The input section start

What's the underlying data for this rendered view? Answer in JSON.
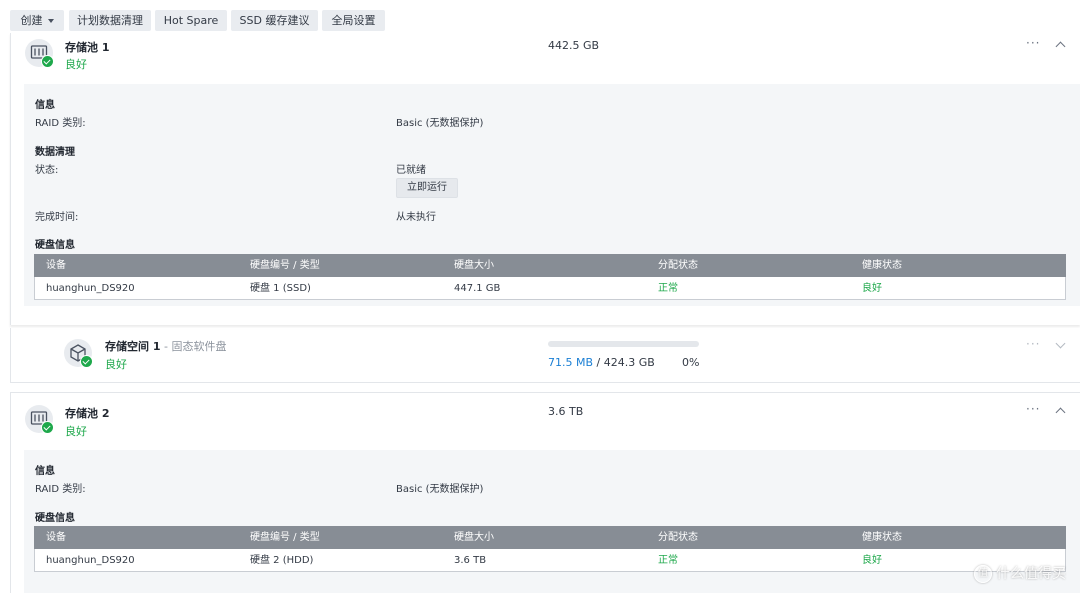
{
  "toolbar": {
    "create": "创建",
    "schedule_scrub": "计划数据清理",
    "hot_spare": "Hot Spare",
    "ssd_cache": "SSD 缓存建议",
    "global_settings": "全局设置"
  },
  "pool1": {
    "title": "存储池 1",
    "status": "良好",
    "size": "442.5 GB",
    "info_header": "信息",
    "raid_label": "RAID 类别:",
    "raid_value": "Basic (无数据保护)",
    "scrub_header": "数据清理",
    "scrub_status_label": "状态:",
    "scrub_status_value": "已就绪",
    "run_now": "立即运行",
    "complete_label": "完成时间:",
    "complete_value": "从未执行",
    "disk_header": "硬盘信息",
    "columns": [
      "设备",
      "硬盘编号 / 类型",
      "硬盘大小",
      "分配状态",
      "健康状态"
    ],
    "rows": [
      [
        "huanghun_DS920",
        "硬盘 1 (SSD)",
        "447.1 GB",
        "正常",
        "良好"
      ]
    ]
  },
  "volume1": {
    "title": "存储空间 1",
    "separator": " - ",
    "subtitle": "固态软件盘",
    "status": "良好",
    "used": "71.5 MB",
    "slash": " / ",
    "total": "424.3 GB",
    "percent": "0%",
    "usage_fraction": 0.0
  },
  "pool2": {
    "title": "存储池 2",
    "status": "良好",
    "size": "3.6 TB",
    "info_header": "信息",
    "raid_label": "RAID 类别:",
    "raid_value": "Basic (无数据保护)",
    "disk_header": "硬盘信息",
    "columns": [
      "设备",
      "硬盘编号 / 类型",
      "硬盘大小",
      "分配状态",
      "健康状态"
    ],
    "rows": [
      [
        "huanghun_DS920",
        "硬盘 2 (HDD)",
        "3.6 TB",
        "正常",
        "良好"
      ]
    ]
  },
  "icons": {
    "more": "···",
    "watermark_glyph": "值"
  },
  "watermark": "什么值得买",
  "colors": {
    "good": "#1ea84b",
    "link": "#1b7fd4",
    "table_header": "#878d95",
    "detail_bg": "#f4f6f8"
  }
}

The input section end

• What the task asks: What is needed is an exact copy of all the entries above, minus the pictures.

• Answer to the problem:
What's the underlying data for this rendered view? Answer in JSON.
{
  "toolbar": {
    "create": "创建",
    "schedule_scrub": "计划数据清理",
    "hot_spare": "Hot Spare",
    "ssd_cache": "SSD 缓存建议",
    "global_settings": "全局设置"
  },
  "pool1": {
    "title": "存储池 1",
    "status": "良好",
    "size": "442.5 GB",
    "info_header": "信息",
    "raid_label": "RAID 类别:",
    "raid_value": "Basic (无数据保护)",
    "scrub_header": "数据清理",
    "scrub_status_label": "状态:",
    "scrub_status_value": "已就绪",
    "run_now": "立即运行",
    "complete_label": "完成时间:",
    "complete_value": "从未执行",
    "disk_header": "硬盘信息",
    "columns": [
      "设备",
      "硬盘编号 / 类型",
      "硬盘大小",
      "分配状态",
      "健康状态"
    ],
    "rows": [
      [
        "huanghun_DS920",
        "硬盘 1 (SSD)",
        "447.1 GB",
        "正常",
        "良好"
      ]
    ]
  },
  "volume1": {
    "title": "存储空间 1",
    "separator": " - ",
    "subtitle": "固态软件盘",
    "status": "良好",
    "used": "71.5 MB",
    "slash": " / ",
    "total": "424.3 GB",
    "percent": "0%",
    "usage_fraction": 0.0
  },
  "pool2": {
    "title": "存储池 2",
    "status": "良好",
    "size": "3.6 TB",
    "info_header": "信息",
    "raid_label": "RAID 类别:",
    "raid_value": "Basic (无数据保护)",
    "disk_header": "硬盘信息",
    "columns": [
      "设备",
      "硬盘编号 / 类型",
      "硬盘大小",
      "分配状态",
      "健康状态"
    ],
    "rows": [
      [
        "huanghun_DS920",
        "硬盘 2 (HDD)",
        "3.6 TB",
        "正常",
        "良好"
      ]
    ]
  },
  "icons": {
    "more": "···",
    "watermark_glyph": "值"
  },
  "watermark": "什么值得买",
  "colors": {
    "good": "#1ea84b",
    "link": "#1b7fd4",
    "table_header": "#878d95",
    "detail_bg": "#f4f6f8"
  }
}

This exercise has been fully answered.